^^Meet the corpse flower, which at its most alluring really does smell like rotting flesh so as to attract pollinators from miles around. We caught it on its last day of being in bloom, and as a point of reference it stood at 5' 2"^^
^^Em & I decided we might fit in quite nicely at the zoo (our husbands probably agree)^^
^^this is what resulted when I got pinned with a tail & asked to make an elephant sound. I clearly lost character fast.^^
^^However upon comparison, this guy at the Natural History museum looks far more regal than I ever could, so I've since traded in my ears & tail^^
^^reminds me of a certain Boston Terrier back home... Perhaps a relative? ;)^^
^^While trekking it to Good Stuff Eatery post-museum visit, we stumbled upon a peaceful oasis that we never knew was there (part of the Botanical Gardens). It should be understood that if I worked near the Hill, this would be my refuge from all the hulabaloo^^
^^still daydreaming about that cinnamon sugar pop tart from Ted's Bulletin^^

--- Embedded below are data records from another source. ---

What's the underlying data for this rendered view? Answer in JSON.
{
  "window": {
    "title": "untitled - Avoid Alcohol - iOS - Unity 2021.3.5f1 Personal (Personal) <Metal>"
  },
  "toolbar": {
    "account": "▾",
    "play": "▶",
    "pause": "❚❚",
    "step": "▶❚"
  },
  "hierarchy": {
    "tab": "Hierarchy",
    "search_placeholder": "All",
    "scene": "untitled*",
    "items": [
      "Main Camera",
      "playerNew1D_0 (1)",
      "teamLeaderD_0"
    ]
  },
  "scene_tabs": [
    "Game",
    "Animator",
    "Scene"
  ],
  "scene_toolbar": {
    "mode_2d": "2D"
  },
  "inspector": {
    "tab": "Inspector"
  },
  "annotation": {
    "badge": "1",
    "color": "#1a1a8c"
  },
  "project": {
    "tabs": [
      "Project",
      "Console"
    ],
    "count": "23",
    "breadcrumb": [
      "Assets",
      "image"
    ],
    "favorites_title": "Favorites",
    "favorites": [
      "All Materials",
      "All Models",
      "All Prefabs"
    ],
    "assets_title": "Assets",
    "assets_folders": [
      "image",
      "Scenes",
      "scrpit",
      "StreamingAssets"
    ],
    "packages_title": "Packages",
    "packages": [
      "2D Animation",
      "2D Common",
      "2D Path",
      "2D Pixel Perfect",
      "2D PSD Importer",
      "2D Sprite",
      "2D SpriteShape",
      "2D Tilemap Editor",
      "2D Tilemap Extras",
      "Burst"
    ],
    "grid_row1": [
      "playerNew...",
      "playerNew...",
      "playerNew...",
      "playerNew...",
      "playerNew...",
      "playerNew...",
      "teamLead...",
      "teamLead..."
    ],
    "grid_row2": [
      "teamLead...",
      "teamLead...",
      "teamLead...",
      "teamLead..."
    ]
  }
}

^^it's possible that the Washington Monument looks better with all that industrial scaffolding on it. Definitely is prettier at night from our viewpoint across the Potomac^^
^^impromptu pizza & concrete night. Our Shake Shack order probably wouldn't have resembled Frosty the Snowman on the first day of Spring had the waiter not put it under the name "Gordo"... Lizzie McGuire flashbacks, anyone?^^
^^A stroll about the Mall just isn't complete without seeing something weird. Yes, those are fish fashioned out of fruits & veggies mounted on top of cars^^
^^Yet another cupcake place beats out Georgetown Cupcake. Red Velvet in Chinatown- yum! (Baked & Wired is still our fave, though)^^
^^We couldn't pass up trying new things in Old Town, too. Killer ESP had some pretty tasty chocolate birthday cake gelato, while Haute Dogs was just so yummy. Ten points for guessing which was mine ;) #plainjane4life ^^